The Great Chronicle of Buddhas
by Ven. Mingun Sayadaw | 1990 | 1,044,401 words
This page describes Story concerning a Donor of a Monastery contained within the book called the Great Chronicle of Buddhas (maha-buddha-vamsa), a large compilation of stories revolving around the Buddhas and Buddhist disciples. This page is part of the series known as on Pāramitā. This great chronicle of Buddhas was compiled by Ven. Mingun Sayadaw who had a thorough understanding of the thousands and thousands of Buddhist teachings (suttas).
Story concerning a Donor of a Monastery
This incident happened on the other side of the ocean, i.e. in India. A rich householder, who had already donated a monastery, intended to make an offering to the Sangha. After making necessary preparations, he went to the Order of Bhikkhus and addressed them: “Venerable Sirs, may you designate someone to receive my offering for the Sangha?” It happened that it was the turn of an immoral bhikkhu to represent the Sangha for alms. Although the man knew well that the designated bhikkhu was immoral, he treated him with full respect: the seat for the bhikkhu was prepared as for a ceremonious occasion, decorated with a canopy overhead, and scented with flowers and perfumes. He washed the feet of the bhikkhu and anointed them with oil very reverentially as if he were attending upon the person of the Buddha Himself. He then made his offering to the bhikkhu paying full homage to the Sangha.
That afternoon, the immoral bhikkhu went back to his house and standing at the doorway asked for a hoe, which he needed to make some repairs in the monastery. The donor of the monastery did not even bother to get up from his seat, he simply pushed the hoe towards the bhikkhu with his feet. The members of his family then asked him: “Respected Sir, this morning you had heaped upon this bhikkhu so much veneration; now you have shown him not even a small part of that deference. Why is this difference between the morning and the afternoon in your attitude towards the bhikkhu?” The man replied: “My dear ones, the respect I was showing this morning was towards the Sangha not to this immoral bhikkhu.” Some Considerations about Puggalika-dāna and Saṅghika-dāna

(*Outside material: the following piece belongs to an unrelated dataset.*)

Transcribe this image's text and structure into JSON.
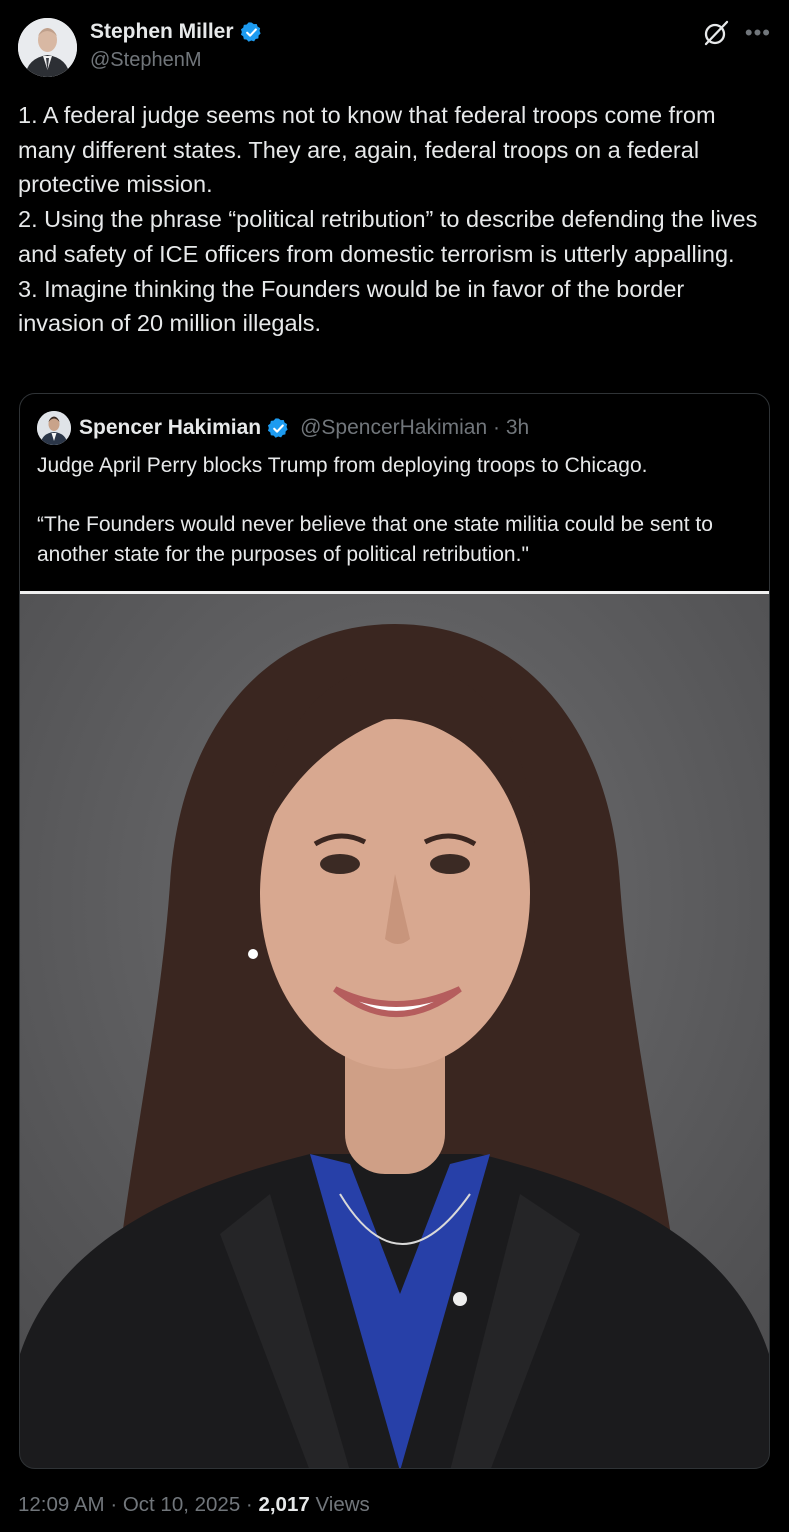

There are some people who maintain that if some person should approach one for alms and if one knew beforehand that the person was of bad morality, one should not make any offering to that person; if one should do so, it would be like watering a poisonous plant.
But it could not be said that every act of offering made knowingly to immoral persons is blameworthy. It is the volition of the giver that must be taken into account here. If the donor should approve of the bad habits of the recipient and give with a view to give him support and encouragement for continuance of his immoral practices, then only his gift would be like watering a poisonous plant. If the donor does not approve of the bad habits to the recipient and has no mind to encourage him to continue with his bad practices, but emulating the example of the monastery donor described above, if he makes his gift in such a way that it becomes a true saṅghika-dāna, then no blame can be attached to such an offering.
Again there are some who maintain that whether the recipient is of good moral character or bad moral character is no concern of the donors; it only concerns the recipient. Therefore, remaining indifferent to the character of the recipient, whether good or bad, the donor should bear in mind: “This is a noble person, an ariya (or an arahat).” They maintain that this act of offering is blameless and as fruitful as making an offering to an arahat. This point of view is also untenable.
Disciples of other teachers, who are not in a position to know whether a person is an ariya or an arahat, wrongly believe their teachers to be Noble Ones, arahats. This sort of belief, called ‘Micchādhimokkha’, making the wrong decision or conclusion, is demeritorious. Surely it would be demeritorious and would be making a wrong decision if one were to bear in mind ‘these are noble, arahats’ when one knew full well that they were not. It is not proper, therefore, to hold such views.
When faced with such recipients in making one’s offering, the proper attitude to bear in mind should be “Bodhisattas, in fulfilment of Perfection of Generosity, make their offering without discriminating between persons of high, medium or low status of development. I will also emulate the examples of the Bodhisattas and make my offerings to whoever comes for them, without discrimination.” In this way, one would not be giving support and encouragement to the practice of bad habits and would not be “making wrong decisions or conclusions about the recipient’s” development; the act of offering would thus be free from blame or fault. Controversies and difficulties arise only in the case of offerings made to individuals, puggalika-dāna, because there exist various kind of individuals, good or bad. In the case of offerings made to the Sangha, saṅghika-dāna, there exists only one kind of Sangha, not two i.e. good and bad. (Here the noble disciples of the Buddha, the ariyas, are meant). There is no distinction amongst the Ariya Sangha as high, medium or low status of development, as they are all equally noble. Therefore, as explained above, whenever a donee appears before one, without taking into consideration his character, one should make the offering with the thought: “I make my offering to the disciples of the Buddha, the noble community of bhikkhus.” Then this offering is of saṅghika-dāna type and the recipient is the Sangha; the person who appears before him to receive the offering is merely the representative of the Sangha. However low that person may be in his morals, the true recipient of the offering is the noble Sangha and therefore this is truly a noble gift.